## Task details
The records that appear below are to be restated word for word.

Element data from apps and pages

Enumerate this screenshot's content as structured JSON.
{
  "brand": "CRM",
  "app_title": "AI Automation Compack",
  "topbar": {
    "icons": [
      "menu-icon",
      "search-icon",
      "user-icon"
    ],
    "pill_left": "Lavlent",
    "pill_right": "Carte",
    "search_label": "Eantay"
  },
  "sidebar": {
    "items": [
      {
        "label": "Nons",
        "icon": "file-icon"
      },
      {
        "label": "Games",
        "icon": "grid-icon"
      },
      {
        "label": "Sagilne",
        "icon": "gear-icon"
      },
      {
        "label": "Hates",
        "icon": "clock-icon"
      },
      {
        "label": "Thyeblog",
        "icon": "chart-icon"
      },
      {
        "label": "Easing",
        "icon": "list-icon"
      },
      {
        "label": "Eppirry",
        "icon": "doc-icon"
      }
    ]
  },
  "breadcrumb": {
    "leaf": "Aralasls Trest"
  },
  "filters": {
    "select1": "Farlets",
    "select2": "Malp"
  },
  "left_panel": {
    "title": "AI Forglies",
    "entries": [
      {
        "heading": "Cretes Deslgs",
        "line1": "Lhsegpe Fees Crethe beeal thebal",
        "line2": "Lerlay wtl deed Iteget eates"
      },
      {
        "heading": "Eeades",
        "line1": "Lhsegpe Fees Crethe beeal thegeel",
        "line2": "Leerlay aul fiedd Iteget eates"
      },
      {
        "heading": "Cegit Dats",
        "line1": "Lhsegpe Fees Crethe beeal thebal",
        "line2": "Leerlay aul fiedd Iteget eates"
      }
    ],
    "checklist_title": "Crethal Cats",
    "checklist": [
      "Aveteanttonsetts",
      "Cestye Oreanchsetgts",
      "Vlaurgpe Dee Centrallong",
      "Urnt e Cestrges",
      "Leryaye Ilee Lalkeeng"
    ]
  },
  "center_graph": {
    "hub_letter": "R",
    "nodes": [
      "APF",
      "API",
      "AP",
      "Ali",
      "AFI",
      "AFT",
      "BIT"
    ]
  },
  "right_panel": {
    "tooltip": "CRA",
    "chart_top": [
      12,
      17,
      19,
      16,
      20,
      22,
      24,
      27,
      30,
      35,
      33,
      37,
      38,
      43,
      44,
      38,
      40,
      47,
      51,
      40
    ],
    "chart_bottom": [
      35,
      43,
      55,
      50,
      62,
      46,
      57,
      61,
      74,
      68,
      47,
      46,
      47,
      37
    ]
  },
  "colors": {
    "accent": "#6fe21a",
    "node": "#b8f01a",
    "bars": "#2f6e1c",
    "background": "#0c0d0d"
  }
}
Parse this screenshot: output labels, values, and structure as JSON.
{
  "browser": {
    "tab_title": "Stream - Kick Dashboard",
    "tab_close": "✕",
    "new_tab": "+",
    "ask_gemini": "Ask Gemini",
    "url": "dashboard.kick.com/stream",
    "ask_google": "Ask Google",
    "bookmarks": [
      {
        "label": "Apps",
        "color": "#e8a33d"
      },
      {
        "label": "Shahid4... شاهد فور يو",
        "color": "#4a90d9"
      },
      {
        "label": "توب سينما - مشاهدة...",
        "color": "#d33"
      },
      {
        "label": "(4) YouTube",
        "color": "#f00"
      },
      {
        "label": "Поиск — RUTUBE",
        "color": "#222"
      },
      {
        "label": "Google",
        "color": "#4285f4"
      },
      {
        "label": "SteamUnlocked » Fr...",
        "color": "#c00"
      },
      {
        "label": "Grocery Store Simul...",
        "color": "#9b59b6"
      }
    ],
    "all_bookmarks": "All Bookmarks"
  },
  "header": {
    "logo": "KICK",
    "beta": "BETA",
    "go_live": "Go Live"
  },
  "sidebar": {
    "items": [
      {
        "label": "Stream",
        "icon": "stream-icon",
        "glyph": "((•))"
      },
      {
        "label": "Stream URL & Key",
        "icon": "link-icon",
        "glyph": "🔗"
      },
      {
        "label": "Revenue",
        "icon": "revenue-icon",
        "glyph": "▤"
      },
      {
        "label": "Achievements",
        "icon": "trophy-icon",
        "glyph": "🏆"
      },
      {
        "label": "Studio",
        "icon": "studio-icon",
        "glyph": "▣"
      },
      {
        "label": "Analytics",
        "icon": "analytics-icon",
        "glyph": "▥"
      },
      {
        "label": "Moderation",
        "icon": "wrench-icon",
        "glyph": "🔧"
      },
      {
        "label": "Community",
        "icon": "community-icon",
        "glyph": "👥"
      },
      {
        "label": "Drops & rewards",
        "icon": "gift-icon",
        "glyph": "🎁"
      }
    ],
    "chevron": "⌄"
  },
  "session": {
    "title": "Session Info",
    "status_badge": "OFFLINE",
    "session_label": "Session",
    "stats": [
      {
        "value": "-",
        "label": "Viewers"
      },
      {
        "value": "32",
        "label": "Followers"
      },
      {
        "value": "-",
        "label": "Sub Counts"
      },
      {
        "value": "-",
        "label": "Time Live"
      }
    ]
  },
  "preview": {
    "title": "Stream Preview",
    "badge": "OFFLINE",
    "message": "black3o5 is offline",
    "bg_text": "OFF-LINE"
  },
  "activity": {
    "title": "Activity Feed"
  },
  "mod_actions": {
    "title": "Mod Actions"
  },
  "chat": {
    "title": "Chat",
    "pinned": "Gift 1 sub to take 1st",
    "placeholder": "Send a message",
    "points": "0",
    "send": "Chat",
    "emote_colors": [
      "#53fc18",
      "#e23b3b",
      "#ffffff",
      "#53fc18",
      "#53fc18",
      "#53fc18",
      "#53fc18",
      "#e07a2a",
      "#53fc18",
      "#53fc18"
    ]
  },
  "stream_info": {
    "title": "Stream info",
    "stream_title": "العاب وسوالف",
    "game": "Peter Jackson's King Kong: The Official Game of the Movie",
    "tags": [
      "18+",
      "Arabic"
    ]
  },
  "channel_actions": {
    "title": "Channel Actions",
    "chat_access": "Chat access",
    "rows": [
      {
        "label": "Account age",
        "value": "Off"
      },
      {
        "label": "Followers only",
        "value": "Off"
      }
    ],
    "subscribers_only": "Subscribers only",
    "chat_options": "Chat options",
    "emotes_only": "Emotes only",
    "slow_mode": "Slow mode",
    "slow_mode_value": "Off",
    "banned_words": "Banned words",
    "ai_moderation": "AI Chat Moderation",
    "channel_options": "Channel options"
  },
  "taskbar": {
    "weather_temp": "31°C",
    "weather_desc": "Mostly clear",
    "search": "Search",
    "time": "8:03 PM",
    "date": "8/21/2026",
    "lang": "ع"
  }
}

## Solved exercise
Enumerate this screenshot's content as structured JSON.
{
  "brand": "CRM",
  "app_title": "AI Automation Compack",
  "topbar": {
    "icons": [
      "menu-icon",
      "search-icon",
      "user-icon"
    ],
    "pill_left": "Lavlent",
    "pill_right": "Carte",
    "search_label": "Eantay"
  },
  "sidebar": {
    "items": [
      {
        "label": "Nons",
        "icon": "file-icon"
      },
      {
        "label": "Games",
        "icon": "grid-icon"
      },
      {
        "label": "Sagilne",
        "icon": "gear-icon"
      },
      {
        "label": "Hates",
        "icon": "clock-icon"
      },
      {
        "label": "Thyeblog",
        "icon": "chart-icon"
      },
      {
        "label": "Easing",
        "icon": "list-icon"
      },
      {
        "label": "Eppirry",
        "icon": "doc-icon"
      }
    ]
  },
  "breadcrumb": {
    "leaf": "Aralasls Trest"
  },
  "filters": {
    "select1": "Farlets",
    "select2": "Malp"
  },
  "left_panel": {
    "title": "AI Forglies",
    "entries": [
      {
        "heading": "Cretes Deslgs",
        "line1": "Lhsegpe Fees Crethe beeal thebal",
        "line2": "Lerlay wtl deed Iteget eates"
      },
      {
        "heading": "Eeades",
        "line1": "Lhsegpe Fees Crethe beeal thegeel",
        "line2": "Leerlay aul fiedd Iteget eates"
      },
      {
        "heading": "Cegit Dats",
        "line1": "Lhsegpe Fees Crethe beeal thebal",
        "line2": "Leerlay aul fiedd Iteget eates"
      }
    ],
    "checklist_title": "Crethal Cats",
    "checklist": [
      "Aveteanttonsetts",
      "Cestye Oreanchsetgts",
      "Vlaurgpe Dee Centrallong",
      "Urnt e Cestrges",
      "Leryaye Ilee Lalkeeng"
    ]
  },
  "center_graph": {
    "hub_letter": "R",
    "nodes": [
      "APF",
      "API",
      "AP",
      "Ali",
      "AFI",
      "AFT",
      "BIT"
    ]
  },
  "right_panel": {
    "tooltip": "CRA",
    "chart_top": [
      12,
      17,
      19,
      16,
      20,
      22,
      24,
      27,
      30,
      35,
      33,
      37,
      38,
      43,
      44,
      38,
      40,
      47,
      51,
      40
    ],
    "chart_bottom": [
      35,
      43,
      55,
      50,
      62,
      46,
      57,
      61,
      74,
      68,
      47,
      46,
      47,
      37
    ]
  },
  "colors": {
    "accent": "#6fe21a",
    "node": "#b8f01a",
    "bars": "#2f6e1c",
    "background": "#0c0d0d"
  }
}
Parse this screenshot: output labels, values, and structure as JSON.
{
  "browser": {
    "tab_title": "Stream - Kick Dashboard",
    "tab_close": "✕",
    "new_tab": "+",
    "ask_gemini": "Ask Gemini",
    "url": "dashboard.kick.com/stream",
    "ask_google": "Ask Google",
    "bookmarks": [
      {
        "label": "Apps",
        "color": "#e8a33d"
      },
      {
        "label": "Shahid4... شاهد فور يو",
        "color": "#4a90d9"
      },
      {
        "label": "توب سينما - مشاهدة...",
        "color": "#d33"
      },
      {
        "label": "(4) YouTube",
        "color": "#f00"
      },
      {
        "label": "Поиск — RUTUBE",
        "color": "#222"
      },
      {
        "label": "Google",
        "color": "#4285f4"
      },
      {
        "label": "SteamUnlocked » Fr...",
        "color": "#c00"
      },
      {
        "label": "Grocery Store Simul...",
        "color": "#9b59b6"
      }
    ],
    "all_bookmarks": "All Bookmarks"
  },
  "header": {
    "logo": "KICK",
    "beta": "BETA",
    "go_live": "Go Live"
  },
  "sidebar": {
    "items": [
      {
        "label": "Stream",
        "icon": "stream-icon",
        "glyph": "((•))"
      },
      {
        "label": "Stream URL & Key",
        "icon": "link-icon",
        "glyph": "🔗"
      },
      {
        "label": "Revenue",
        "icon": "revenue-icon",
        "glyph": "▤"
      },
      {
        "label": "Achievements",
        "icon": "trophy-icon",
        "glyph": "🏆"
      },
      {
        "label": "Studio",
        "icon": "studio-icon",
        "glyph": "▣"
      },
      {
        "label": "Analytics",
        "icon": "analytics-icon",
        "glyph": "▥"
      },
      {
        "label": "Moderation",
        "icon": "wrench-icon",
        "glyph": "🔧"
      },
      {
        "label": "Community",
        "icon": "community-icon",
        "glyph": "👥"
      },
      {
        "label": "Drops & rewards",
        "icon": "gift-icon",
        "glyph": "🎁"
      }
    ],
    "chevron": "⌄"
  },
  "session": {
    "title": "Session Info",
    "status_badge": "OFFLINE",
    "session_label": "Session",
    "stats": [
      {
        "value": "-",
        "label": "Viewers"
      },
      {
        "value": "32",
        "label": "Followers"
      },
      {
        "value": "-",
        "label": "Sub Counts"
      },
      {
        "value": "-",
        "label": "Time Live"
      }
    ]
  },
  "preview": {
    "title": "Stream Preview",
    "badge": "OFFLINE",
    "message": "black3o5 is offline",
    "bg_text": "OFF-LINE"
  },
  "activity": {
    "title": "Activity Feed"
  },
  "mod_actions": {
    "title": "Mod Actions"
  },
  "chat": {
    "title": "Chat",
    "pinned": "Gift 1 sub to take 1st",
    "placeholder": "Send a message",
    "points": "0",
    "send": "Chat",
    "emote_colors": [
      "#53fc18",
      "#e23b3b",
      "#ffffff",
      "#53fc18",
      "#53fc18",
      "#53fc18",
      "#53fc18",
      "#e07a2a",
      "#53fc18",
      "#53fc18"
    ]
  },
  "stream_info": {
    "title": "Stream info",
    "stream_title": "العاب وسوالف",
    "game": "Peter Jackson's King Kong: The Official Game of the Movie",
    "tags": [
      "18+",
      "Arabic"
    ]
  },
  "channel_actions": {
    "title": "Channel Actions",
    "chat_access": "Chat access",
    "rows": [
      {
        "label": "Account age",
        "value": "Off"
      },
      {
        "label": "Followers only",
        "value": "Off"
      }
    ],
    "subscribers_only": "Subscribers only",
    "chat_options": "Chat options",
    "emotes_only": "Emotes only",
    "slow_mode": "Slow mode",
    "slow_mode_value": "Off",
    "banned_words": "Banned words",
    "ai_moderation": "AI Chat Moderation",
    "channel_options": "Channel options"
  },
  "taskbar": {
    "weather_temp": "31°C",
    "weather_desc": "Mostly clear",
    "search": "Search",
    "time": "8:03 PM",
    "date": "8/21/2026",
    "lang": "ع"
  }
}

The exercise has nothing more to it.